WHAT YOU WILL DO: Search the material below for the word "comment". Copy every line where it is found.

DATA SHOWN:
== Segment start ==
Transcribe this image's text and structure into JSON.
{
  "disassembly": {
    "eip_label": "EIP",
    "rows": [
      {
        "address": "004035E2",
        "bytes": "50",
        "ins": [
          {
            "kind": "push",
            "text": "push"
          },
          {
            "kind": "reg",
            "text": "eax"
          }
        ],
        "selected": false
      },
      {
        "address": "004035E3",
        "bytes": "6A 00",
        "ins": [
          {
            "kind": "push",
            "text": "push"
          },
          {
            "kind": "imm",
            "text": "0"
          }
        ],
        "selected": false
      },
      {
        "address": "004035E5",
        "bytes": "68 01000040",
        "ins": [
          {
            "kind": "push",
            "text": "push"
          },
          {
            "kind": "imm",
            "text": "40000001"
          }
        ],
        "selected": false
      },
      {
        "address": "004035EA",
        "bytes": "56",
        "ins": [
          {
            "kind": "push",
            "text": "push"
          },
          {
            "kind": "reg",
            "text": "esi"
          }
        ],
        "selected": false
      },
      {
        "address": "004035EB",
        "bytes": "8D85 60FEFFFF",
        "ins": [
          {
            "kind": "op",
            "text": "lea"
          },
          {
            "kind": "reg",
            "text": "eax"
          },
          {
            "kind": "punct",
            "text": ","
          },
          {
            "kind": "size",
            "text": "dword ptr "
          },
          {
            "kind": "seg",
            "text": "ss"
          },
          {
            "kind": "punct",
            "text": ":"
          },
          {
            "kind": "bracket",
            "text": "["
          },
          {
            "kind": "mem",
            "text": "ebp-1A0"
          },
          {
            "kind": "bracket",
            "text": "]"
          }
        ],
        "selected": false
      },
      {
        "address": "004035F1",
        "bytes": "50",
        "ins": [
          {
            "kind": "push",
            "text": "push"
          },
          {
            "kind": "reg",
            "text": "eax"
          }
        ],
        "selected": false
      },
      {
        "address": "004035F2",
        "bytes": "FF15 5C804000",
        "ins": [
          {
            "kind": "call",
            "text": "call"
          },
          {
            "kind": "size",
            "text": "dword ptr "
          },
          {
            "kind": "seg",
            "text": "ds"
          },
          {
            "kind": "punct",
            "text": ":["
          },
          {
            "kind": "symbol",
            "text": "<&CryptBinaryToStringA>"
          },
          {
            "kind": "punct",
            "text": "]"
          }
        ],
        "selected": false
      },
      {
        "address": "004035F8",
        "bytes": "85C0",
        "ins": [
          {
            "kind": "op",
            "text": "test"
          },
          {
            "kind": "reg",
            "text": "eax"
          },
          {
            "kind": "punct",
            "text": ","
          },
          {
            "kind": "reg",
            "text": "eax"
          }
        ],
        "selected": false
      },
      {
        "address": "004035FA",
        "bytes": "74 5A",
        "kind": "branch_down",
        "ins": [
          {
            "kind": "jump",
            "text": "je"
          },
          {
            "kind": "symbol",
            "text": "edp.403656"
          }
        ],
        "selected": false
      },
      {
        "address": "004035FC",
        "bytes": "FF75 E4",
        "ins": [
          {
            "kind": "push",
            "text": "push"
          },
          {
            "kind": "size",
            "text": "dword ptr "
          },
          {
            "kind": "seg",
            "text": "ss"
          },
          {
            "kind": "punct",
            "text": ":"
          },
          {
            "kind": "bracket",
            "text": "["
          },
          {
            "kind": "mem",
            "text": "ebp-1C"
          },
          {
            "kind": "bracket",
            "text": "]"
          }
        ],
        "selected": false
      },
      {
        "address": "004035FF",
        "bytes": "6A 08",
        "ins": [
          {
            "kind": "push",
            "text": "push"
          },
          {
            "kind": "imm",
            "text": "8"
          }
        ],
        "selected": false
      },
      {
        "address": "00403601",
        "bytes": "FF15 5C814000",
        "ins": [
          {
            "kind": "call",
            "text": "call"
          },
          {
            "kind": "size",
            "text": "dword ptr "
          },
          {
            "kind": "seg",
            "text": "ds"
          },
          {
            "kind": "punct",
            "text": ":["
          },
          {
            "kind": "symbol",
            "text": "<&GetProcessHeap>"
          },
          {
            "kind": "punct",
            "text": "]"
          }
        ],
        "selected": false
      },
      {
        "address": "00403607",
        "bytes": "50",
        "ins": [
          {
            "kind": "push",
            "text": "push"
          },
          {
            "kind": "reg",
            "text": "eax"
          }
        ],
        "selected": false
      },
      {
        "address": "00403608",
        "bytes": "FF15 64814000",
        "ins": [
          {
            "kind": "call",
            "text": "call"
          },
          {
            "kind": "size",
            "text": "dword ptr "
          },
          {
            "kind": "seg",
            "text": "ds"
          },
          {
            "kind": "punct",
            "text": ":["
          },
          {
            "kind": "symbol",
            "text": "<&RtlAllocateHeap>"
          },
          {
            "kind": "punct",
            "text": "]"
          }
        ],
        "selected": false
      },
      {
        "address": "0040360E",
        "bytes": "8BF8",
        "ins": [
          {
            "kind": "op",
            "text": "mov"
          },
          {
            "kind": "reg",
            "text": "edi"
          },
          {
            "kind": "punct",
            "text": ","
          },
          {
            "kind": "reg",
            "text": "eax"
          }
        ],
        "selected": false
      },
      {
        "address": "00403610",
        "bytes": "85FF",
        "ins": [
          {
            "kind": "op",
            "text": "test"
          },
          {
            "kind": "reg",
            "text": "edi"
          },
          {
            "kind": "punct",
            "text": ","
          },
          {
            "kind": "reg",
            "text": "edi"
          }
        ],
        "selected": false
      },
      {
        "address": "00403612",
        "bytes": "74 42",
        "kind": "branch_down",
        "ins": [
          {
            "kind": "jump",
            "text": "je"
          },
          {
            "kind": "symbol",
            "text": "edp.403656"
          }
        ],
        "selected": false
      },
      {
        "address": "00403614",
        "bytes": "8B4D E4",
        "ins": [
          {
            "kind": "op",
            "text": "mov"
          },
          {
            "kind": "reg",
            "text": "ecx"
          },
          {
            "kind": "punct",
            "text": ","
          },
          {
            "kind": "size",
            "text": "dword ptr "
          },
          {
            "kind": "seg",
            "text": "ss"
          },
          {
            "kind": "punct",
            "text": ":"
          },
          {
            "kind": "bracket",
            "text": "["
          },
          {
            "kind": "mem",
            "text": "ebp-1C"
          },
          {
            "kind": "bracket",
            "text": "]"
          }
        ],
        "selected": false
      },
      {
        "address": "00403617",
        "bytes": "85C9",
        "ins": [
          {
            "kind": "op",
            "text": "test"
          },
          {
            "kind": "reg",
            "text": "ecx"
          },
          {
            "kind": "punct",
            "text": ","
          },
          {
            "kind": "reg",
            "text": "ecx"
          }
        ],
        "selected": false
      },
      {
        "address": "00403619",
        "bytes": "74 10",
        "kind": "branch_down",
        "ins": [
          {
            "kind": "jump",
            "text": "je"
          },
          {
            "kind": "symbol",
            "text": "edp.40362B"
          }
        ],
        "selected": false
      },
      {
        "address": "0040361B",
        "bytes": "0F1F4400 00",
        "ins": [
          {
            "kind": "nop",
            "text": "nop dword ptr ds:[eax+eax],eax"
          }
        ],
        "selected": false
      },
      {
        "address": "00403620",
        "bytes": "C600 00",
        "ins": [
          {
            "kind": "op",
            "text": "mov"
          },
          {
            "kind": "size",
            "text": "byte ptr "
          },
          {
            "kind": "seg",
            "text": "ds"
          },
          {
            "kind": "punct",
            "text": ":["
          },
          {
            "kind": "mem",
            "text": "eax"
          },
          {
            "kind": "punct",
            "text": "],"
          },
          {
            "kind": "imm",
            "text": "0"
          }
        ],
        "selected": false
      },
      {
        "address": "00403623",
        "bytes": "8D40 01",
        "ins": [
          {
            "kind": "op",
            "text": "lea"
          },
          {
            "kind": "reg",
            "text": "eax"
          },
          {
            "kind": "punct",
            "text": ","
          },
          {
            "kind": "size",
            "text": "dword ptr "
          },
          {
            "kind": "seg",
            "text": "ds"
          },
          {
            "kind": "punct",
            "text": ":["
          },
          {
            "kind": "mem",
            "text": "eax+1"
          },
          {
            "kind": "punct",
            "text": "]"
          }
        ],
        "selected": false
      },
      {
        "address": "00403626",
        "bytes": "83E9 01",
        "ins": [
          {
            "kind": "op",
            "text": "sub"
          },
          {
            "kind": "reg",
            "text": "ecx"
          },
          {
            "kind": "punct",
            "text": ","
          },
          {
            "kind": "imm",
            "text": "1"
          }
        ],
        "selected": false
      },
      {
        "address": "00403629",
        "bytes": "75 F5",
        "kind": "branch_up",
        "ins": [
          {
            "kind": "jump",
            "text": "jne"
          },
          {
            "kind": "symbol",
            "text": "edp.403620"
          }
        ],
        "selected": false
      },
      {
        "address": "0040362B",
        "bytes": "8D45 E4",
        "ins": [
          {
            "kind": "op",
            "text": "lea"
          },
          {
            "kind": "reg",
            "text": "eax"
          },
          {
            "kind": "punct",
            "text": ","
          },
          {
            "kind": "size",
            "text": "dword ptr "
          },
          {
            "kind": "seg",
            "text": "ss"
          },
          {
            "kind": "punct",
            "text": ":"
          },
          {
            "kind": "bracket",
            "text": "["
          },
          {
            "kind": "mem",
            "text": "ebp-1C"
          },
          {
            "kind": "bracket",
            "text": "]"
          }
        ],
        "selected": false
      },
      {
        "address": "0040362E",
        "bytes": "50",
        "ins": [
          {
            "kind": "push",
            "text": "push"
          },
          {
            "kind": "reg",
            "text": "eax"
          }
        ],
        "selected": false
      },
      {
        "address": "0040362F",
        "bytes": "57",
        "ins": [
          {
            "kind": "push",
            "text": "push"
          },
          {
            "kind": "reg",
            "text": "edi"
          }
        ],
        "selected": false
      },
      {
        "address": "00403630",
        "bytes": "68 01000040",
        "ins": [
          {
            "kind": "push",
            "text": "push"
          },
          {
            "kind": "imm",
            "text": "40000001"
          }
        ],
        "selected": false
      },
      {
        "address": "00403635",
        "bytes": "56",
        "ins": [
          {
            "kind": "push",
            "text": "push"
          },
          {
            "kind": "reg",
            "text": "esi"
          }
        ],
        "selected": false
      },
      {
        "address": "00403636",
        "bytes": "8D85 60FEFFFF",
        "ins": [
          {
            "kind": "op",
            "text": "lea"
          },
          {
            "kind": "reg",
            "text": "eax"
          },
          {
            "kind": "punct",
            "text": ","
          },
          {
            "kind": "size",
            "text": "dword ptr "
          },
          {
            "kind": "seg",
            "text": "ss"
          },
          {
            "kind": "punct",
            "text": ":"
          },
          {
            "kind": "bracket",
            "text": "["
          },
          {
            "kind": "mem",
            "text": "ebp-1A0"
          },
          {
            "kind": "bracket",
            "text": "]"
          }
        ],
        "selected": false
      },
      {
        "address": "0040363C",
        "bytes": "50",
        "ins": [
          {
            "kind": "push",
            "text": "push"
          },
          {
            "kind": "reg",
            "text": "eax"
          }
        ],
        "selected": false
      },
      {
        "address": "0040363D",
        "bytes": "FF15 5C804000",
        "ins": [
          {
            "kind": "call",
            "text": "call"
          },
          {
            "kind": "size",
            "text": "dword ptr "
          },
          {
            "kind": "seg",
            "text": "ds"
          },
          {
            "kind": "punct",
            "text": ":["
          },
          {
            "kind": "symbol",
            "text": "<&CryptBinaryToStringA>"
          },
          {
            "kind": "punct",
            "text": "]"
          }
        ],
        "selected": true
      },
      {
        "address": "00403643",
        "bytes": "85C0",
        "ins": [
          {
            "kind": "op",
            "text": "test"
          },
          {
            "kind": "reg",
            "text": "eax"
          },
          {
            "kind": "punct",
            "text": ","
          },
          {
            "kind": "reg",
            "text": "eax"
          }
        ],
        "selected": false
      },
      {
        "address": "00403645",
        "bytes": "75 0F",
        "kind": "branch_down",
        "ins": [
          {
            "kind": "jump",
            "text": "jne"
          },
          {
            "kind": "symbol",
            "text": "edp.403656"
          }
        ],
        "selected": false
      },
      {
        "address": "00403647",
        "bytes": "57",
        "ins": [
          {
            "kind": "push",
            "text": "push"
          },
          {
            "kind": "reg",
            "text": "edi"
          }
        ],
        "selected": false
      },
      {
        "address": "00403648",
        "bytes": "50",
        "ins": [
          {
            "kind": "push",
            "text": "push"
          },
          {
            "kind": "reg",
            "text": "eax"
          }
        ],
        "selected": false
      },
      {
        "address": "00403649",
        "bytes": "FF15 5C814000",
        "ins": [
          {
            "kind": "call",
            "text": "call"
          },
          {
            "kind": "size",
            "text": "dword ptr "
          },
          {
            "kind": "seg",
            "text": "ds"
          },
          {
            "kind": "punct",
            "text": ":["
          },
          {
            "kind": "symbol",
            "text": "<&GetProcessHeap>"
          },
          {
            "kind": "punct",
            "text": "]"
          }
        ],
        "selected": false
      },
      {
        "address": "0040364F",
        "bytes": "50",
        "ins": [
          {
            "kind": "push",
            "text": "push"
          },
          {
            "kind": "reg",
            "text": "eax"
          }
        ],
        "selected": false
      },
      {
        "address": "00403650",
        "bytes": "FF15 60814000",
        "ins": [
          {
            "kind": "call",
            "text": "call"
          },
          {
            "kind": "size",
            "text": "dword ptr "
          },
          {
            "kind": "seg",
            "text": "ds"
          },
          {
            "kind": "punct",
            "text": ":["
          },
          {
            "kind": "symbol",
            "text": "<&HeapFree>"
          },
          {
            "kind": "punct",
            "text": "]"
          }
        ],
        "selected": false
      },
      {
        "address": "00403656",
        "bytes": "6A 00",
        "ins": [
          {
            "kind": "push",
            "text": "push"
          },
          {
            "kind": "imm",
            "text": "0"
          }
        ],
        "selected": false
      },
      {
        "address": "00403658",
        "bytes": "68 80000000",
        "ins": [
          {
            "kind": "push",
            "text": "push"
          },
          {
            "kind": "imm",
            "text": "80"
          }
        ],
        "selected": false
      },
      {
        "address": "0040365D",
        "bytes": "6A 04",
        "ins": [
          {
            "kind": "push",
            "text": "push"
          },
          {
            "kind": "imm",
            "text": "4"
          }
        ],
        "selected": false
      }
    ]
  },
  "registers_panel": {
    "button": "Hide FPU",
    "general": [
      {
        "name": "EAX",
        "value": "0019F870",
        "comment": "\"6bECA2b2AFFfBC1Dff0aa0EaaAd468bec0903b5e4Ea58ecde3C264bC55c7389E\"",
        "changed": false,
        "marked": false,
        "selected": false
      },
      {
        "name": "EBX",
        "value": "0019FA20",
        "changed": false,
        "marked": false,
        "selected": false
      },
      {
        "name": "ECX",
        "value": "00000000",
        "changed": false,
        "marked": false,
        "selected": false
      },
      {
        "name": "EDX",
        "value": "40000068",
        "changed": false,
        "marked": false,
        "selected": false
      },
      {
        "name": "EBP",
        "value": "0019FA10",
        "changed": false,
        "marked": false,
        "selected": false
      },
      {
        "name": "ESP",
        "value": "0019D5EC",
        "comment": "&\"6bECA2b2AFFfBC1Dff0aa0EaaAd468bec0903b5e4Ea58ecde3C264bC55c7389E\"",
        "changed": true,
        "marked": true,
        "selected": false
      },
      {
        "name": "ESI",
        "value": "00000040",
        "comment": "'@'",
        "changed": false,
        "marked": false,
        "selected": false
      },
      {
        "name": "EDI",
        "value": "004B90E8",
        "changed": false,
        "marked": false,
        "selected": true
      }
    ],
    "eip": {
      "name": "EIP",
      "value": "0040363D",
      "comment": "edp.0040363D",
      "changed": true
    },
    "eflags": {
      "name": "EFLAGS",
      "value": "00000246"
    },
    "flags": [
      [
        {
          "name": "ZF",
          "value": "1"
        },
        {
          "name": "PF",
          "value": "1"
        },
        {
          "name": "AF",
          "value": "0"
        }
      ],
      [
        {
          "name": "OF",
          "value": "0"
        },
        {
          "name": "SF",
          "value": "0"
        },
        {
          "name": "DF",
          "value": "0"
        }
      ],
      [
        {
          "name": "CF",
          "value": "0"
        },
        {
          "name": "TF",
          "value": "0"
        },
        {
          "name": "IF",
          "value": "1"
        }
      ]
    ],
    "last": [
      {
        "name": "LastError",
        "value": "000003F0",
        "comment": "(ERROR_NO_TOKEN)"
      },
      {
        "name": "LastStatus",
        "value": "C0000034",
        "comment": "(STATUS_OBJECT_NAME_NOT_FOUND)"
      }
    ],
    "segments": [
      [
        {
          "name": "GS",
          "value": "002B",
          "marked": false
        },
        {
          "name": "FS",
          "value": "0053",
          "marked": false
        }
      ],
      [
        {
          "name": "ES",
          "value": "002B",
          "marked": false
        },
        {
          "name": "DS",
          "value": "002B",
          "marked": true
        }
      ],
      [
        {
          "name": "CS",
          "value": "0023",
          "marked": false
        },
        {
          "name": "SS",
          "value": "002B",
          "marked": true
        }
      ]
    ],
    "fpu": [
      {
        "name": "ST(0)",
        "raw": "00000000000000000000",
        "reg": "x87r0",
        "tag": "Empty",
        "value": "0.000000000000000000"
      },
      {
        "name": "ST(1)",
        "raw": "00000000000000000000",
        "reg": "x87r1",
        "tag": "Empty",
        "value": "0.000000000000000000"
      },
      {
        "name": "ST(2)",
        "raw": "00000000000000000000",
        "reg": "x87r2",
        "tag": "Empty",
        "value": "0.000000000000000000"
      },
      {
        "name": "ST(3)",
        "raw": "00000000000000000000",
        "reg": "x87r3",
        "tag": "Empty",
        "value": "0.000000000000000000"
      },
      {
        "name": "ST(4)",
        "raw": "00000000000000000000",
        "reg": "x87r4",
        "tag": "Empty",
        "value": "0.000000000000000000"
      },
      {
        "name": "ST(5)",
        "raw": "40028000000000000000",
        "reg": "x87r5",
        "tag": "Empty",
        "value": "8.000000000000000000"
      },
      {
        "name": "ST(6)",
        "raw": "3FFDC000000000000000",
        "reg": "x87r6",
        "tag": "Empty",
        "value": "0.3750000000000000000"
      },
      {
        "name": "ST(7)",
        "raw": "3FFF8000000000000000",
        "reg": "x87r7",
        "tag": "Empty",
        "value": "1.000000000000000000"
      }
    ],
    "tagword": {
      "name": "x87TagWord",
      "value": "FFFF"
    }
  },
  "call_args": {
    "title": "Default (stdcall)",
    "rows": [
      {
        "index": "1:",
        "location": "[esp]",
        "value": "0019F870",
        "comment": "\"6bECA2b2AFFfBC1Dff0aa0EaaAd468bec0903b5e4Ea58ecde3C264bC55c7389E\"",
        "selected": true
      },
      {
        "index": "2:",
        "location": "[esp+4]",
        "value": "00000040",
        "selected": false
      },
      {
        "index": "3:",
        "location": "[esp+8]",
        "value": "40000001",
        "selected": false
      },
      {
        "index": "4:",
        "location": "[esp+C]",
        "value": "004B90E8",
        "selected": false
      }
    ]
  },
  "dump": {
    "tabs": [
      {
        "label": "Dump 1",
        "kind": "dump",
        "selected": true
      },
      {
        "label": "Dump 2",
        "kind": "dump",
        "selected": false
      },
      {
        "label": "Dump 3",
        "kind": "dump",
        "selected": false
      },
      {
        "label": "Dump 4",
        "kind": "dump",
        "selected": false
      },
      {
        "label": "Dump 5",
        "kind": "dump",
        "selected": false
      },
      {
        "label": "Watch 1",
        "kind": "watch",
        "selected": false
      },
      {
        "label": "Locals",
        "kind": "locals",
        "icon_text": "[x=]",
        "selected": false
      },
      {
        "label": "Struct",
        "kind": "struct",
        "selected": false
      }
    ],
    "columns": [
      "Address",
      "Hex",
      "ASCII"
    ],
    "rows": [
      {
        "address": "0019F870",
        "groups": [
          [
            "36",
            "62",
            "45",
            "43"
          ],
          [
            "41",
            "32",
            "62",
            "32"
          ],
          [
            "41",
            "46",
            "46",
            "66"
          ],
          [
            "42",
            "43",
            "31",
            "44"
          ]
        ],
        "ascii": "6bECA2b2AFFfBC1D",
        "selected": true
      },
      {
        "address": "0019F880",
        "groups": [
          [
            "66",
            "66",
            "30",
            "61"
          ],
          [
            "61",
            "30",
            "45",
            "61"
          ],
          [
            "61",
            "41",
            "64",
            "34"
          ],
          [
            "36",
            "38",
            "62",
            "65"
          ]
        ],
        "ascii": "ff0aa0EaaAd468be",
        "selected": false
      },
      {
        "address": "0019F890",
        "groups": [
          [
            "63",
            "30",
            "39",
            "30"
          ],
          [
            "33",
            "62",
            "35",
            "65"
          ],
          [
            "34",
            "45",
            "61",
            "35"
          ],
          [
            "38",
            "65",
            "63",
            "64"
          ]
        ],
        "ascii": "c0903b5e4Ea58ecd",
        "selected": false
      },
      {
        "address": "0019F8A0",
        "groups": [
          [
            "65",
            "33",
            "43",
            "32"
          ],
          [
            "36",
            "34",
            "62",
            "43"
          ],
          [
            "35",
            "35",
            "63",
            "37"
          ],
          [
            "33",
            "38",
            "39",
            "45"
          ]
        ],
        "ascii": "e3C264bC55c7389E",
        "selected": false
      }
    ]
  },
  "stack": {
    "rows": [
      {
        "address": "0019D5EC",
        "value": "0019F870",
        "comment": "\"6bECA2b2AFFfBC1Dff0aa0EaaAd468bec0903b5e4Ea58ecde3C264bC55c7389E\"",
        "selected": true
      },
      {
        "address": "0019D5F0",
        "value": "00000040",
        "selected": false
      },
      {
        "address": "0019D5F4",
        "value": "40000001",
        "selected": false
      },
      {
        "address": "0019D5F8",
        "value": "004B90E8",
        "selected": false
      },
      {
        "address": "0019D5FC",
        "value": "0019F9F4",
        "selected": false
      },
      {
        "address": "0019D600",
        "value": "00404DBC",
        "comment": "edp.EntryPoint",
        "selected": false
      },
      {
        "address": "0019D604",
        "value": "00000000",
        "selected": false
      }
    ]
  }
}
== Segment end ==
RESPONSE TO THIS TASK:
        "comment": "\"6bECA2b2AFFfBC1Dff0aa0EaaAd468bec0903b5e4Ea58ecde3C264bC55c7389E\"",
        "comment": "&\"6bECA2b2AFFfBC1Dff0aa0EaaAd468bec0903b5e4Ea58ecde3C264bC55c7389E\"",
        "comment": "'@'",
      "comment": "edp.0040363D",
        "comment": "(ERROR_NO_TOKEN)"
        "comment": "(STATUS_OBJECT_NAME_NOT_FOUND)"
        "comment": "\"6bECA2b2AFFfBC1Dff0aa0EaaAd468bec0903b5e4Ea58ecde3C264bC55c7389E\"",
        "comment": "\"6bECA2b2AFFfBC1Dff0aa0EaaAd468bec0903b5e4Ea58ecde3C264bC55c7389E\"",
        "comment": "edp.EntryPoint",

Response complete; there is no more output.